Similarly, the auto industry also figured this out. While there are some employees still earning $30/hour, new employees come in at $9.75/hour. While I think that latter amount is not a living wage, but $15-$18/hour would be to start.
Elected officials have been too timorous when facing public employee unions and need to learn how to find their spines. Indeed, the Hoover Commission Irene referred to states, "The retirement promises that elected officials made to public employees over the last decade are not affordable, yet this is a mortgage that taxpayers cannot walk away from easily."

Also, while there seems to be some hint at seeking federal grant money, if the Oakland PD is able to obtain $2MM-$3MM in annual federal grants for its crime lab, what efforts are being made by Public Safety department heads to do the same here?

Also, Councilman deHaan spoke to the exact point that the other Councilmembers and Staff seem to want to ignore: that they have a short-term funding problem but propose to have its taxpayers pay to solve the problem for the next 30 years. When the economy turns around and revenues become more plentiful and such projects could be completed out of short-term revenue streams, the taxpayers will still be stuck until 2042. Talk about timorous!

Submitted by Chuck on Wed, May 30, 2012

From the budget presentation, it looks the City has been successful in getting the SAFER grant funding and for some of the apparatus. I know the APD were successful in getting grant funding for the SMART vehicles. But Homeland Security grants go to larger cities or "regional centers," which I believe that is the City's plan with the Emergency Operations Center that would be funded by Measure C.

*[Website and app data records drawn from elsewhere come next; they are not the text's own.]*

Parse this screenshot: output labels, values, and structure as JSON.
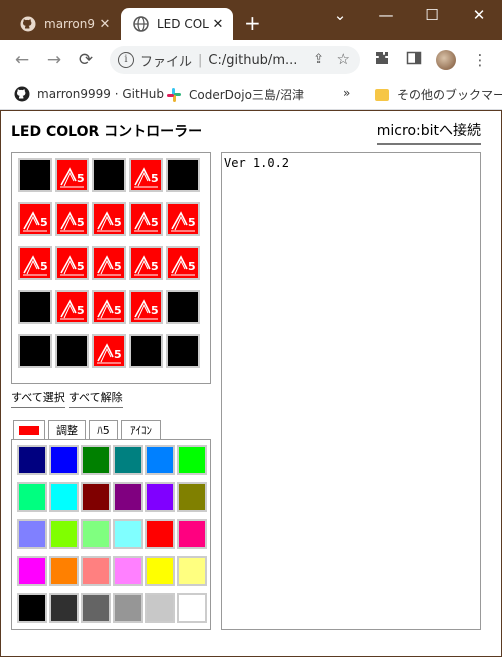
{
  "browser": {
    "tabs": [
      {
        "title": "marron9",
        "close": "✕"
      },
      {
        "title": "LED COL",
        "close": "✕"
      }
    ],
    "new_tab": "+",
    "window_controls": [
      "⌄",
      "—",
      "☐",
      "✕"
    ],
    "address": {
      "label": "ファイル",
      "url": "C:/github/m..."
    },
    "bookmarks": [
      {
        "label": "marron9999 · GitHub"
      },
      {
        "label": "CoderDojo三島/沼津"
      },
      {
        "label": "»"
      },
      {
        "label": "その他のブックマーク"
      }
    ]
  },
  "app": {
    "title": "LED COLOR コントローラー",
    "connect_label": "micro:bitへ接続",
    "select_all": "すべて選択",
    "deselect_all": "すべて解除",
    "tabs": [
      {
        "label": "",
        "swatch": "#ff0000"
      },
      {
        "label": "調整"
      },
      {
        "label": "ﾊ5"
      },
      {
        "label": "ｱｲｺﾝ"
      }
    ],
    "console_text": "Ver 1.0.2",
    "led_icon_text": "5",
    "led_matrix": [
      [
        "#000000",
        "#ff0000",
        "#000000",
        "#ff0000",
        "#000000"
      ],
      [
        "#ff0000",
        "#ff0000",
        "#ff0000",
        "#ff0000",
        "#ff0000"
      ],
      [
        "#ff0000",
        "#ff0000",
        "#ff0000",
        "#ff0000",
        "#ff0000"
      ],
      [
        "#000000",
        "#ff0000",
        "#ff0000",
        "#ff0000",
        "#000000"
      ],
      [
        "#000000",
        "#000000",
        "#ff0000",
        "#000000",
        "#000000"
      ]
    ],
    "palette": [
      [
        "#000080",
        "#0000ff",
        "#008000",
        "#008080",
        "#0080ff",
        "#00ff00"
      ],
      [
        "#00ff80",
        "#00ffff",
        "#800000",
        "#800080",
        "#8000ff",
        "#808000"
      ],
      [
        "#8080ff",
        "#80ff00",
        "#80ff80",
        "#80ffff",
        "#ff0000",
        "#ff0080"
      ],
      [
        "#ff00ff",
        "#ff8000",
        "#ff8080",
        "#ff80ff",
        "#ffff00",
        "#ffff80"
      ],
      [
        "#000000",
        "#303030",
        "#646464",
        "#969696",
        "#c8c8c8",
        "#ffffff"
      ]
    ]
  }
}
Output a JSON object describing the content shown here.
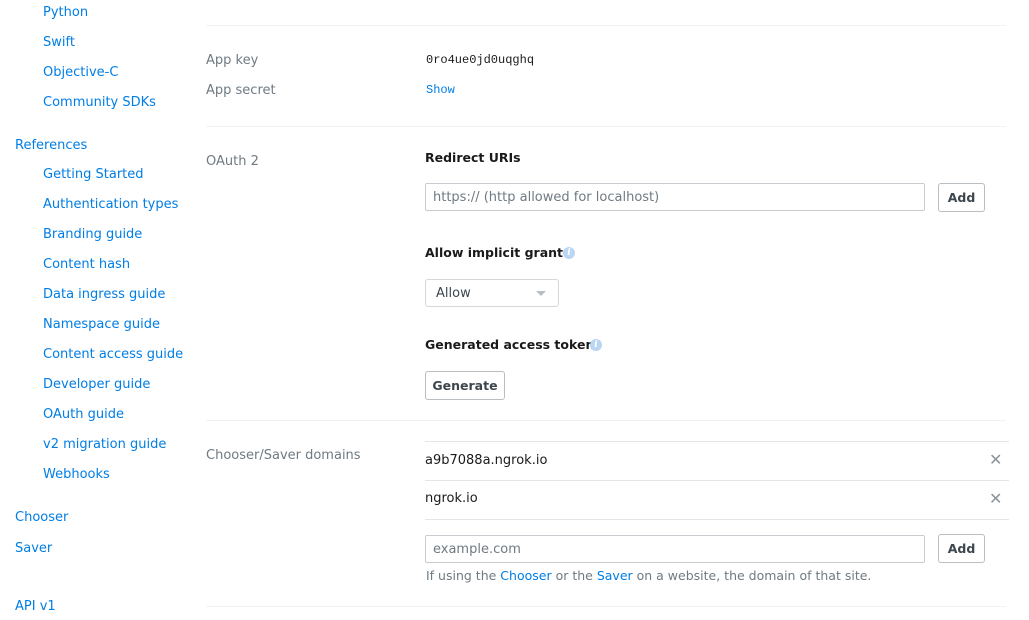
{
  "sidebar": {
    "sdk_items": [
      "Python",
      "Swift",
      "Objective-C",
      "Community SDKs"
    ],
    "references_label": "References",
    "reference_items": [
      "Getting Started",
      "Authentication types",
      "Branding guide",
      "Content hash",
      "Data ingress guide",
      "Namespace guide",
      "Content access guide",
      "Developer guide",
      "OAuth guide",
      "v2 migration guide",
      "Webhooks"
    ],
    "chooser": "Chooser",
    "saver": "Saver",
    "api_v1": "API v1"
  },
  "app": {
    "key_label": "App key",
    "key_value": "0ro4ue0jd0uqghq",
    "secret_label": "App secret",
    "secret_show": "Show"
  },
  "oauth": {
    "label": "OAuth 2",
    "redirect_title": "Redirect URIs",
    "redirect_placeholder": "https:// (http allowed for localhost)",
    "add": "Add",
    "implicit_title": "Allow implicit grant",
    "implicit_value": "Allow",
    "token_title": "Generated access token",
    "generate": "Generate"
  },
  "domains": {
    "label": "Chooser/Saver domains",
    "items": [
      "a9b7088a.ngrok.io",
      "ngrok.io"
    ],
    "placeholder": "example.com",
    "add": "Add",
    "help_prefix": "If using the ",
    "help_chooser": "Chooser",
    "help_mid": " or the ",
    "help_saver": "Saver",
    "help_suffix": " on a website, the domain of that site."
  }
}
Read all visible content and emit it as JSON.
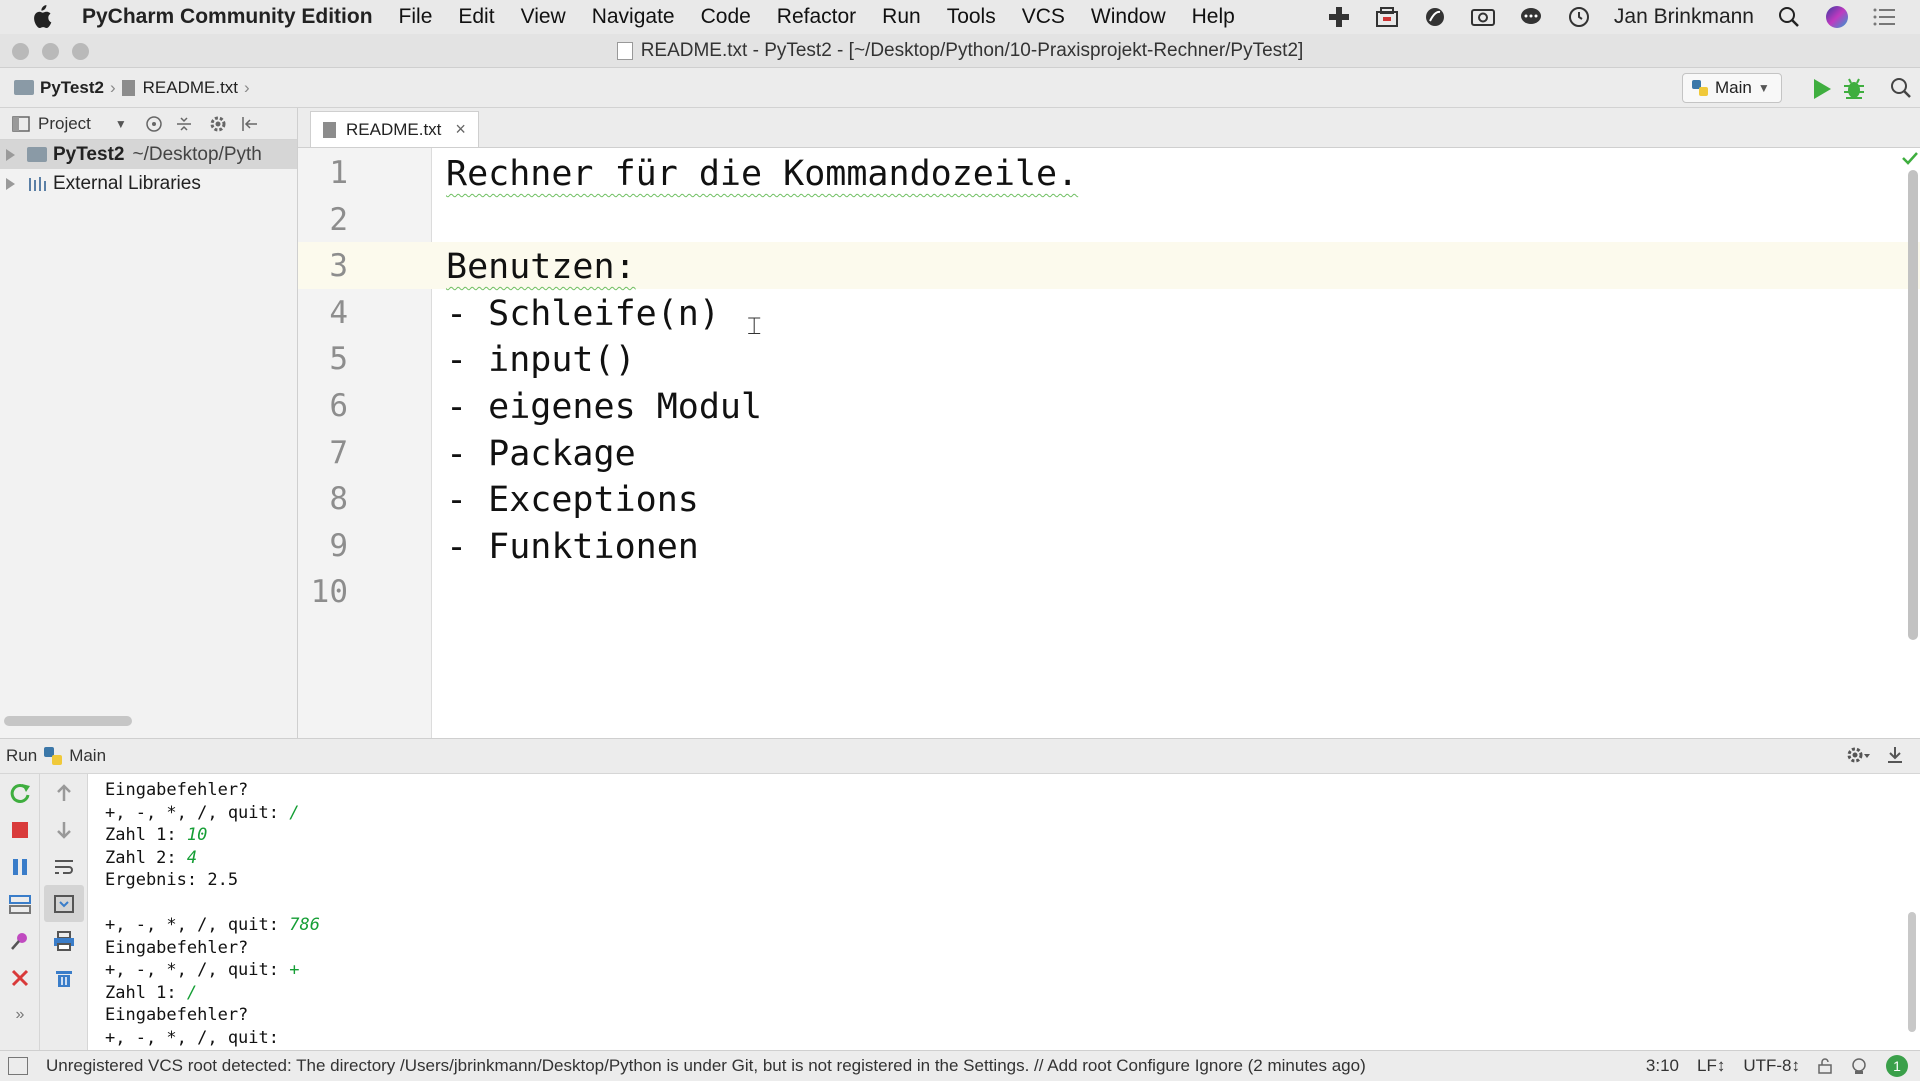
{
  "menubar": {
    "app_name": "PyCharm Community Edition",
    "items": [
      "File",
      "Edit",
      "View",
      "Navigate",
      "Code",
      "Refactor",
      "Run",
      "Tools",
      "VCS",
      "Window",
      "Help"
    ],
    "user": "Jan Brinkmann"
  },
  "window": {
    "title": "README.txt - PyTest2 - [~/Desktop/Python/10-Praxisprojekt-Rechner/PyTest2]"
  },
  "navbar": {
    "breadcrumb_project": "PyTest2",
    "breadcrumb_file": "README.txt",
    "run_config": "Main"
  },
  "project_panel": {
    "view_label": "Project",
    "tree": [
      {
        "name": "PyTest2",
        "path": "~/Desktop/Pyth"
      },
      {
        "name": "External Libraries"
      }
    ]
  },
  "editor": {
    "tab_label": "README.txt",
    "lines": [
      {
        "num": "1",
        "text": "Rechner für die Kommandozeile."
      },
      {
        "num": "2",
        "text": ""
      },
      {
        "num": "3",
        "text": "Benutzen:"
      },
      {
        "num": "4",
        "text": "- Schleife(n)"
      },
      {
        "num": "5",
        "text": "- input()"
      },
      {
        "num": "6",
        "text": "- eigenes Modul"
      },
      {
        "num": "7",
        "text": "- Package"
      },
      {
        "num": "8",
        "text": "- Exceptions"
      },
      {
        "num": "9",
        "text": "- Funktionen"
      },
      {
        "num": "10",
        "text": ""
      }
    ]
  },
  "run_panel": {
    "label": "Run",
    "config": "Main",
    "console": [
      {
        "text": "Eingabefehler?",
        "input": ""
      },
      {
        "text": "+, -, *, /, quit: ",
        "input": "/"
      },
      {
        "text": "Zahl 1: ",
        "input": "10"
      },
      {
        "text": "Zahl 2: ",
        "input": "4"
      },
      {
        "text": "Ergebnis: 2.5",
        "input": ""
      },
      {
        "text": "",
        "input": ""
      },
      {
        "text": "+, -, *, /, quit: ",
        "input": "786"
      },
      {
        "text": "Eingabefehler?",
        "input": ""
      },
      {
        "text": "+, -, *, /, quit: ",
        "input": "+"
      },
      {
        "text": "Zahl 1: ",
        "input": "/"
      },
      {
        "text": "Eingabefehler?",
        "input": ""
      },
      {
        "text": "+, -, *, /, quit:",
        "input": ""
      }
    ]
  },
  "statusbar": {
    "message": "Unregistered VCS root detected: The directory /Users/jbrinkmann/Desktop/Python is under Git, but is not registered in the Settings. // Add root  Configure  Ignore (2 minutes ago)",
    "position": "3:10",
    "line_sep": "LF↕",
    "encoding": "UTF-8↕",
    "badge": "1"
  },
  "colors": {
    "run_green": "#3fae3f",
    "stop_red": "#d93a3a",
    "console_input": "#159e35",
    "spell_wave": "#6fbf62"
  }
}
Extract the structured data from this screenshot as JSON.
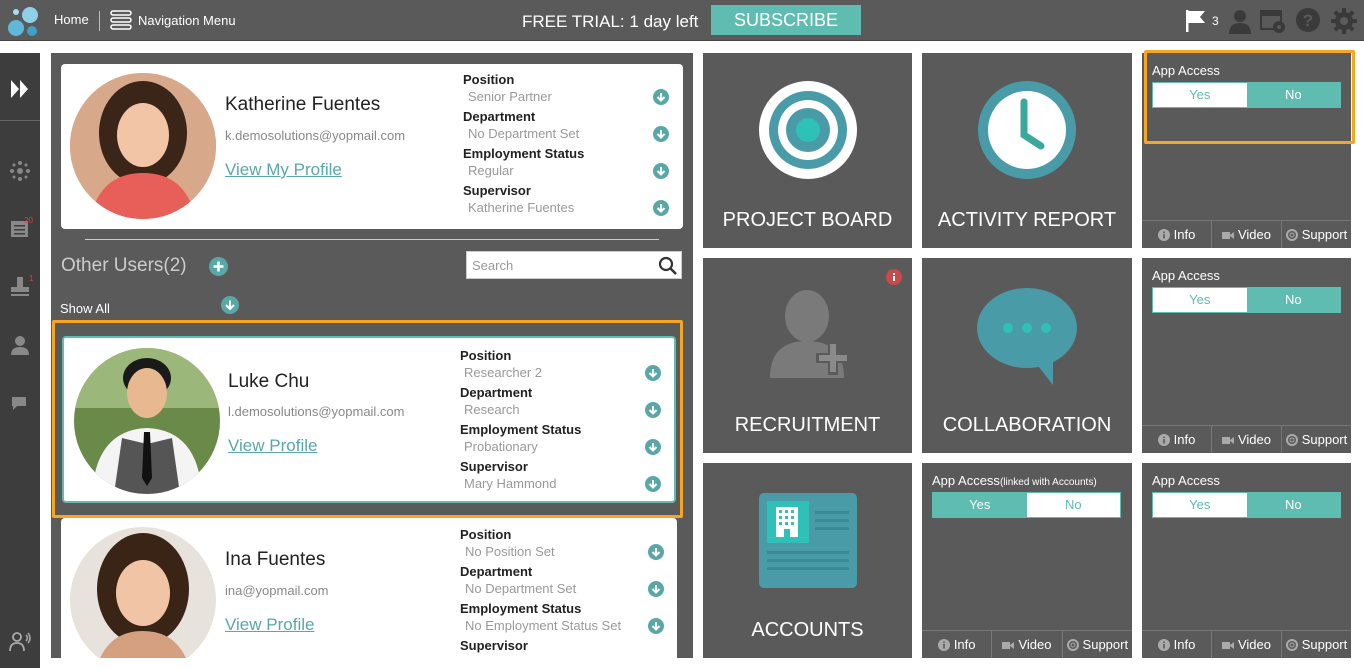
{
  "topbar": {
    "home": "Home",
    "nav_menu": "Navigation Menu",
    "trial_prefix": "FREE TRIAL: ",
    "trial_days": "1",
    "trial_suffix": " day left",
    "subscribe": "SUBSCRIBE",
    "flag_count": "3"
  },
  "rail": {
    "badge_1": "20",
    "badge_2": "1"
  },
  "me": {
    "name": "Katherine Fuentes",
    "email": "k.demosolutions@yopmail.com",
    "link": "View My Profile",
    "fields": [
      {
        "label": "Position",
        "value": "Senior Partner"
      },
      {
        "label": "Department",
        "value": "No Department Set"
      },
      {
        "label": "Employment Status",
        "value": "Regular"
      },
      {
        "label": "Supervisor",
        "value": "Katherine Fuentes"
      }
    ]
  },
  "other_users": {
    "title": "Other Users(2)",
    "search_placeholder": "Search",
    "show_all": "Show All"
  },
  "users": [
    {
      "name": "Luke Chu",
      "email": "l.demosolutions@yopmail.com",
      "link": "View Profile",
      "fields": [
        {
          "label": "Position",
          "value": "Researcher 2"
        },
        {
          "label": "Department",
          "value": "Research"
        },
        {
          "label": "Employment Status",
          "value": "Probationary"
        },
        {
          "label": "Supervisor",
          "value": "Mary Hammond"
        }
      ]
    },
    {
      "name": "Ina Fuentes",
      "email": "ina@yopmail.com",
      "link": "View Profile",
      "fields": [
        {
          "label": "Position",
          "value": "No Position Set"
        },
        {
          "label": "Department",
          "value": "No Department Set"
        },
        {
          "label": "Employment Status",
          "value": "No Employment Status Set"
        },
        {
          "label": "Supervisor",
          "value": ""
        }
      ]
    }
  ],
  "tiles": {
    "project_board": "PROJECT BOARD",
    "activity_report": "ACTIVITY REPORT",
    "recruitment": "RECRUITMENT",
    "collaboration": "COLLABORATION",
    "accounts": "ACCOUNTS"
  },
  "access": {
    "title": "App Access",
    "title_linked": "App Access",
    "linked_suffix": "(linked with Accounts)",
    "yes": "Yes",
    "no": "No",
    "info": "Info",
    "video": "Video",
    "support": "Support"
  },
  "colors": {
    "accent": "#5fbcb0",
    "highlight": "#f5a623",
    "panel": "#5a5a5a"
  }
}
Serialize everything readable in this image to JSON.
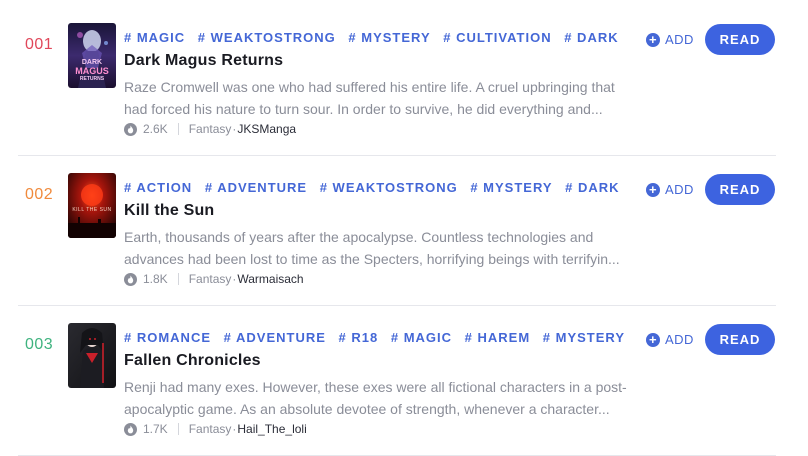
{
  "add_label": "ADD",
  "read_label": "READ",
  "accent_color": "#3d63e0",
  "books": [
    {
      "rank": "001",
      "rank_color": "#e0475a",
      "tags": [
        "# MAGIC",
        "# WEAKTOSTRONG",
        "# MYSTERY",
        "# CULTIVATION",
        "# DARK"
      ],
      "title": "Dark Magus Returns",
      "description": "Raze Cromwell was one who had suffered his entire life. A cruel upbringing that had forced his nature to turn sour. In order to survive, he did everything and...",
      "views": "2.6K",
      "genre": "Fantasy",
      "author": "JKSManga",
      "cover_text": [
        "DARK",
        "MAGUS",
        "RETURNS"
      ]
    },
    {
      "rank": "002",
      "rank_color": "#f08a3c",
      "tags": [
        "# ACTION",
        "# ADVENTURE",
        "# WEAKTOSTRONG",
        "# MYSTERY",
        "# DARK"
      ],
      "title": "Kill the Sun",
      "description": "Earth, thousands of years after the apocalypse. Countless technologies and advances had been lost to time as the Specters, horrifying beings with terrifyin...",
      "views": "1.8K",
      "genre": "Fantasy",
      "author": "Warmaisach",
      "cover_text": [
        "KILL THE SUN"
      ]
    },
    {
      "rank": "003",
      "rank_color": "#3fb37f",
      "tags": [
        "# ROMANCE",
        "# ADVENTURE",
        "# R18",
        "# MAGIC",
        "# HAREM",
        "# MYSTERY"
      ],
      "title": "Fallen Chronicles",
      "description": "Renji had many exes. However, these exes were all fictional characters in a post-apocalyptic game. As an absolute devotee of strength, whenever a character...",
      "views": "1.7K",
      "genre": "Fantasy",
      "author": "Hail_The_loli",
      "cover_text": []
    }
  ]
}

It makes sense for the City to adopt their depreciation policy last night to insure that there is sufficient funding for replacement of the facilities/equipment that would be funded by Measure C. This helps insure that the problem would not recur.

Measure C will not solve all the problems, it's just one piece.